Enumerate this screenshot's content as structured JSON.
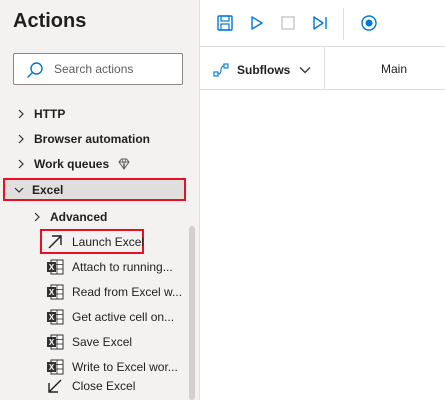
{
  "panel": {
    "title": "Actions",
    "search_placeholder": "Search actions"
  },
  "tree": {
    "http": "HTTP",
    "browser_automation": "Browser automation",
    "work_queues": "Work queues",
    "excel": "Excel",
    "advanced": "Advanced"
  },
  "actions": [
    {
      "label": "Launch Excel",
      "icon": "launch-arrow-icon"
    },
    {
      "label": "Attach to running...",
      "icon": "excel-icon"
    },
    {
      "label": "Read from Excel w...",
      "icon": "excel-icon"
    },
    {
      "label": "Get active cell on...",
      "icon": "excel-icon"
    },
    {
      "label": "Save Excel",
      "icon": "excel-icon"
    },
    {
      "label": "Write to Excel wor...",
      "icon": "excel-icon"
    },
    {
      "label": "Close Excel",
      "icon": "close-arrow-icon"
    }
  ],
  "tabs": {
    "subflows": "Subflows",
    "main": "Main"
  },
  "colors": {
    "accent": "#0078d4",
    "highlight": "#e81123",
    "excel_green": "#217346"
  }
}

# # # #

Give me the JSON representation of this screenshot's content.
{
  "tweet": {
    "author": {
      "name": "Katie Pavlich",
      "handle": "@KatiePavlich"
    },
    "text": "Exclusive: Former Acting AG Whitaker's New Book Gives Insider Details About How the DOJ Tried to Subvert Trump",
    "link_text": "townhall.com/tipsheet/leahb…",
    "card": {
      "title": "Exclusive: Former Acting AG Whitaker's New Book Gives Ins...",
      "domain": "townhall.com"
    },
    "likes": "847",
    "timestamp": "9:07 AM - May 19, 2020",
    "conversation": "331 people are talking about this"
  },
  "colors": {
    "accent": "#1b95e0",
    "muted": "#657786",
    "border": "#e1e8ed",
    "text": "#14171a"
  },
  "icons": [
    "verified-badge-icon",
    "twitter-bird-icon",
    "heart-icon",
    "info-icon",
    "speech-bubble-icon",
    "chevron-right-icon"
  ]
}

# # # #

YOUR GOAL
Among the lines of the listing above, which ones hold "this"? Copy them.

ANSWER BELOW
Enumerate this screenshot's content as structured JSON.
Give me the JSON representation of this screenshot's content.
    "conversation": "331 people are talking about this"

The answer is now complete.